Pretty Is a Lie
Updated: Mar 21
A small child with blonde hair and blue eyes, I fit the white privileged mould of ‘pretty’. I was frequently informed about it - by my parent’s friends, old ladies on the bus, the weird school photographer with the Sooty puppet. I remember holidays abroad feeling the curious eyes of men, then the protective arm of my Dad. I couldn’t have been more than about five, but I quickly surmised that pretty was a good thing. It got attention from grown-ups - whether I wanted it or not.
I carried this information with me to secondary school in the 90's and it found good company, Kate Moss chiming in with ‘nothing tastes as good as skinny feels’ and Pamela Anderson sharing tips on how to stop hunger pangs (brush your teeth, apparently). Heroin chic was the goal and hip bones were hip. For girls, skinny was better than strong, sporty, funny or kind. As pliable teens, giggling behind More magazine’s 'Position of the Fortnight' and crash diets, we thought skinny would make us popular, fancied, successful. Happy.
Alongside the Spanish subjunctive, we learned delightful rating systems used by schoolboys to rate girls’ bodies. The ‘thigh gap’ and ‘the pencil rule’ are etched into my teenage brain. We continued to receive unsolicited feedback on our appearance, from building sites, white vans, outside pubs, and by the harshest judges of all: our inner critics. After all, if you weren't interested in male attention, you were 'an ugly fat lesbian anyway'.
Pretty and skinny culturally determined the self-worth of the millennial female generation, from early on. Despite our mothers entering the workforce and women smashing barriers in music, politics and space travel, the 80's and 90's created false hope for feminism. The more women claimed power, the more power was taken from them in a process of sexist subordination, or 'bitchification'. Pre-‘me too’ with the patriarchy sitting fatly on its throne, even the Iron Lady was softening her voice and face to appease her male critics. The Spice Girls were judged brutally on their looks, however loudly they shouted about Girl Power. Disney put big-eyed, tiny-waisted princesses on the big screen, asleep or miserable until a handsome prince came along with a kiss. It’s no huge surprise that girls raised in the 80’s and 90’s grew into women whose inner value was rooted in outer appearance.

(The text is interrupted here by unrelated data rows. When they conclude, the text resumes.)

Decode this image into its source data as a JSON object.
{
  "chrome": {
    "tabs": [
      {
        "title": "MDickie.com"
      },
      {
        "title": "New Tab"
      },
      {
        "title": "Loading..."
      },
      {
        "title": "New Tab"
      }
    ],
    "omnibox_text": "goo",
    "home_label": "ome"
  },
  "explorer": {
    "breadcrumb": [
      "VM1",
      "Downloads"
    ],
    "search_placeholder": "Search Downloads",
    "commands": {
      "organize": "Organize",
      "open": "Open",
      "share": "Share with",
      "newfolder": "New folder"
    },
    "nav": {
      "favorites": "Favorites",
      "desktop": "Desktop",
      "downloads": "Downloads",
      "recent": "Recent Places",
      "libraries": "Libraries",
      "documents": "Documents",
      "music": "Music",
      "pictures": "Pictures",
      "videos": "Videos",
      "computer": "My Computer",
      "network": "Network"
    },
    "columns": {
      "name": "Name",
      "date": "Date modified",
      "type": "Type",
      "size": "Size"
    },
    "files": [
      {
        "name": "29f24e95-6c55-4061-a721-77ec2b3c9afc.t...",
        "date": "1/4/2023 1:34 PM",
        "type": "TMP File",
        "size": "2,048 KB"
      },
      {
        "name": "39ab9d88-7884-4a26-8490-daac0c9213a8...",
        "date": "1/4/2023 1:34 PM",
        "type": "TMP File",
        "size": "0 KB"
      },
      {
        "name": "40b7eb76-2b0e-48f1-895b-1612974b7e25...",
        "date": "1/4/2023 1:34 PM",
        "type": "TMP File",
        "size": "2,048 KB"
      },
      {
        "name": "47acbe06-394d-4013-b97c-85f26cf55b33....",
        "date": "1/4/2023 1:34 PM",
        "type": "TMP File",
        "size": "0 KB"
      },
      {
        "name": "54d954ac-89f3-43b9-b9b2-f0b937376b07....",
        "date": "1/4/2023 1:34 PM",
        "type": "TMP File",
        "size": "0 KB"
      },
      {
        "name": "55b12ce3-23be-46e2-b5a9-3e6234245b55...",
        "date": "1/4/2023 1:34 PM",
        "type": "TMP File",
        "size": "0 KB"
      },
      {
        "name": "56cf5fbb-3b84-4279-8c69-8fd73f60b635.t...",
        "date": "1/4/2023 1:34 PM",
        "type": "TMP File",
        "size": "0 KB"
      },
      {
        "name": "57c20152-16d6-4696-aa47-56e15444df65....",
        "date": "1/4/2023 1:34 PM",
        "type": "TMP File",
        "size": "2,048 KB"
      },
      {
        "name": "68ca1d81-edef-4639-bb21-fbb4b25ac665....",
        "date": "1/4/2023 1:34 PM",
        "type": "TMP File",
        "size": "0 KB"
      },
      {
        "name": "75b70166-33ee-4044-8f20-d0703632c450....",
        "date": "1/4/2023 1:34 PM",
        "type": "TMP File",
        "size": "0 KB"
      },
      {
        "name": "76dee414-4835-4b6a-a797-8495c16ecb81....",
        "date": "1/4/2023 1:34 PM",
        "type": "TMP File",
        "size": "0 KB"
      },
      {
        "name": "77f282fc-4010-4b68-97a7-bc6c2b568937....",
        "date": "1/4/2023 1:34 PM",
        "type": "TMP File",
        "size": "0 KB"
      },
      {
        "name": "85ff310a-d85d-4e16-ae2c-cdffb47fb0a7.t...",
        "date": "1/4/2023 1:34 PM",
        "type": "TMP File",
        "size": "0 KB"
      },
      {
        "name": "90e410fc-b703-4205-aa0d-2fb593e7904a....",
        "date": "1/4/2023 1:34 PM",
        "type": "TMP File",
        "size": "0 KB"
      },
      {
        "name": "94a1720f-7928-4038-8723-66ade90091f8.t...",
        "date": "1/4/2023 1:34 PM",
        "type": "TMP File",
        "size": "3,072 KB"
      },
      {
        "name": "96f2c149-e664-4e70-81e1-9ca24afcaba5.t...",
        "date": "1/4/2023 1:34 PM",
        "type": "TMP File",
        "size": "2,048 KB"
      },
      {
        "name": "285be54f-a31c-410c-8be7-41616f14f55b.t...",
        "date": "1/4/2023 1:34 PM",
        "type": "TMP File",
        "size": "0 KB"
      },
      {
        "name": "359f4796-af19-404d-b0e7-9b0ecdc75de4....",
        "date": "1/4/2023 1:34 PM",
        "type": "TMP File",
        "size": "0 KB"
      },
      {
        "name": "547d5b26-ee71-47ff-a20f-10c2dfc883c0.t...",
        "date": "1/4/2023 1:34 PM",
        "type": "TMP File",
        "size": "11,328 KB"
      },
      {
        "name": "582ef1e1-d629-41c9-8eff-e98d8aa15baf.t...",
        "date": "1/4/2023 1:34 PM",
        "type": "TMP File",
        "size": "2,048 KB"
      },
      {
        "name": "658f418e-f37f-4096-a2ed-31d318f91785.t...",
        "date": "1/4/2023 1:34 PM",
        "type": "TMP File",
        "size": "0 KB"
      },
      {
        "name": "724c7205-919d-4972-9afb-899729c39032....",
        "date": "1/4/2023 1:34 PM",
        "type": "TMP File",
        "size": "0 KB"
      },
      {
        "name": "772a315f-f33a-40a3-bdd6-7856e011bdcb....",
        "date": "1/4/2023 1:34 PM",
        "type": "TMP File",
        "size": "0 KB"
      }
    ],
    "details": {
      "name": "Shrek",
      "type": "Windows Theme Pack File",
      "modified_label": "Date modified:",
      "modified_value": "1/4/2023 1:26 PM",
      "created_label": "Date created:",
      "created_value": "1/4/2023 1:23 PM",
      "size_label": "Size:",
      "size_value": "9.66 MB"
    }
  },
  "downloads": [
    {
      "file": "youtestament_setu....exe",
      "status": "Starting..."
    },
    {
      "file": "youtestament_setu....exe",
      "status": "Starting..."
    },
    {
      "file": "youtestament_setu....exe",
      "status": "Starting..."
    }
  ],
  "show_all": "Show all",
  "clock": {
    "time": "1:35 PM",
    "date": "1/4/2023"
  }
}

For me, things got wobbly in my 20’s; a messy parental split and too many short-lived relationships to mention. The standard shake-ups and break-ups of life when you’re trying to figure out who you are. I changed my hair colour, my clothes, my behaviour, all based on helpful suggestions from men. Losing weight felt like the secret to being desired and happy, and something I could control. I slipped quietly into an eating disorder while living alone in another country. I have coping mechanisms now which make it manageable, if a bit mentally exhausting. Far from a magic ticket to happiness, being a slave to impossible societal standards can be a self-built prison.
I have my own daughter now, and like most parents, want to break the cycle of passing on our bad habits. Weirdly this means re-parenting myself at the same time - giving the younger me a cuddle and saying ‘you are worth more.’
Jameela Jamil’s ‘I Weigh’ inclusive activism movement was founded in urging people to reconsider their worth in terms of positive achievements, personality, what they bring to the world and give to others - not on looks or a number on the scale. As guiding forces to the next generation of women, we need to re-wire ourselves to this mindset, speak kindly to our inner girl and remind her of all the other kinds of wonderful she is. It’s so crucial that the special little girls in our lives grow up hearing that they are strong, kind, genuine, brave, funny and determined. And knowing that they must find validation within themselves, not from other people’s well-meant compliments.